**REQUIRED WORK:** Go through the following listing and count each line that contains the string "text"; the answer is that number alone.

**PROVIDED DATA:**

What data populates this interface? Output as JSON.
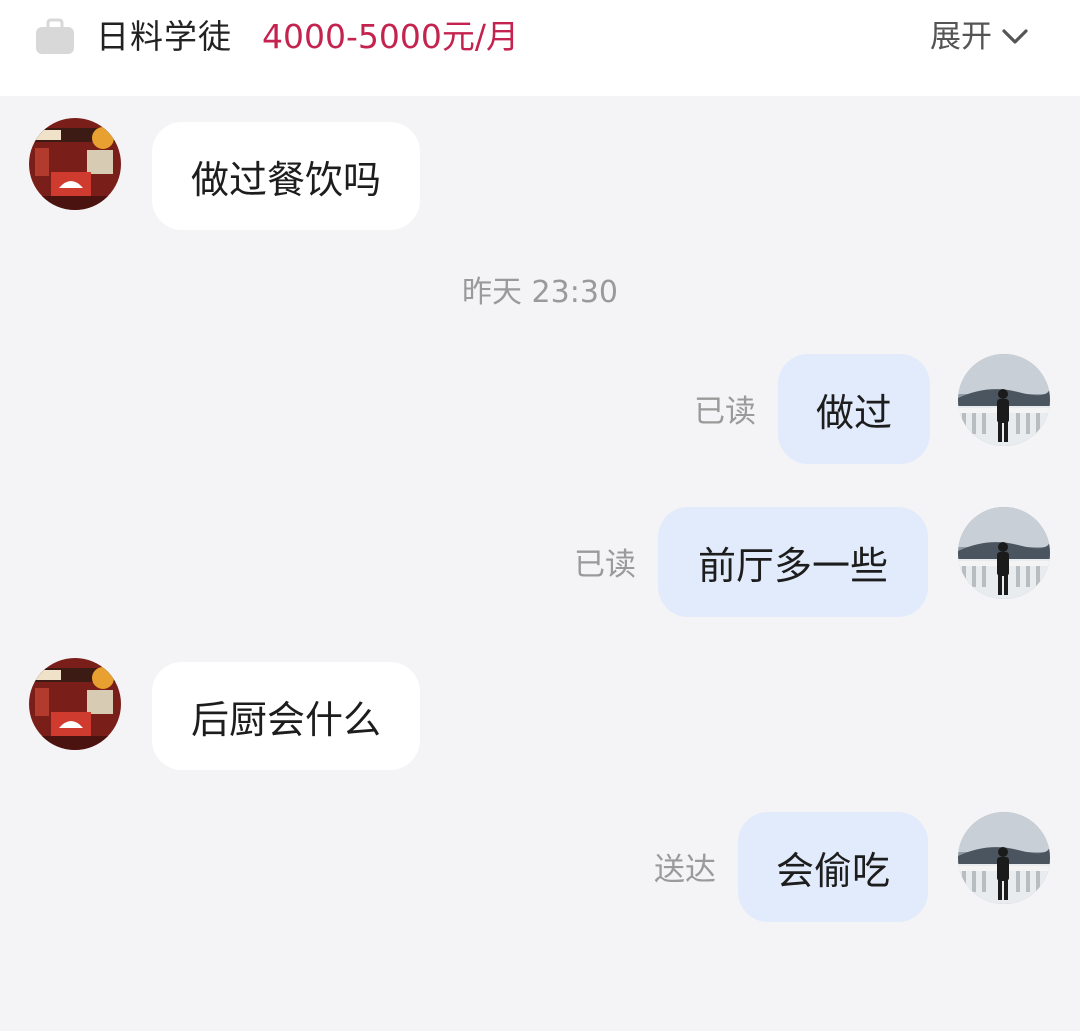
{
  "header": {
    "job_title": "日料学徒",
    "salary": "4000-5000元/月",
    "expand_label": "展开",
    "icons": {
      "job": "briefcase-icon",
      "expand": "chevron-down-icon"
    },
    "salary_color": "#c4234f"
  },
  "conversation": {
    "messages": [
      {
        "sender": "employer",
        "text": "做过餐饮吗"
      },
      {
        "timestamp": "昨天 23:30"
      },
      {
        "sender": "me",
        "text": "做过",
        "status": "已读"
      },
      {
        "sender": "me",
        "text": "前厅多一些",
        "status": "已读"
      },
      {
        "sender": "employer",
        "text": "后厨会什么"
      },
      {
        "sender": "me",
        "text": "会偷吃",
        "status": "送达"
      }
    ]
  },
  "colors": {
    "background": "#f4f4f6",
    "incoming_bubble": "#ffffff",
    "outgoing_bubble": "#e2ebfb"
  }
}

**SOLUTION BELOW:** 5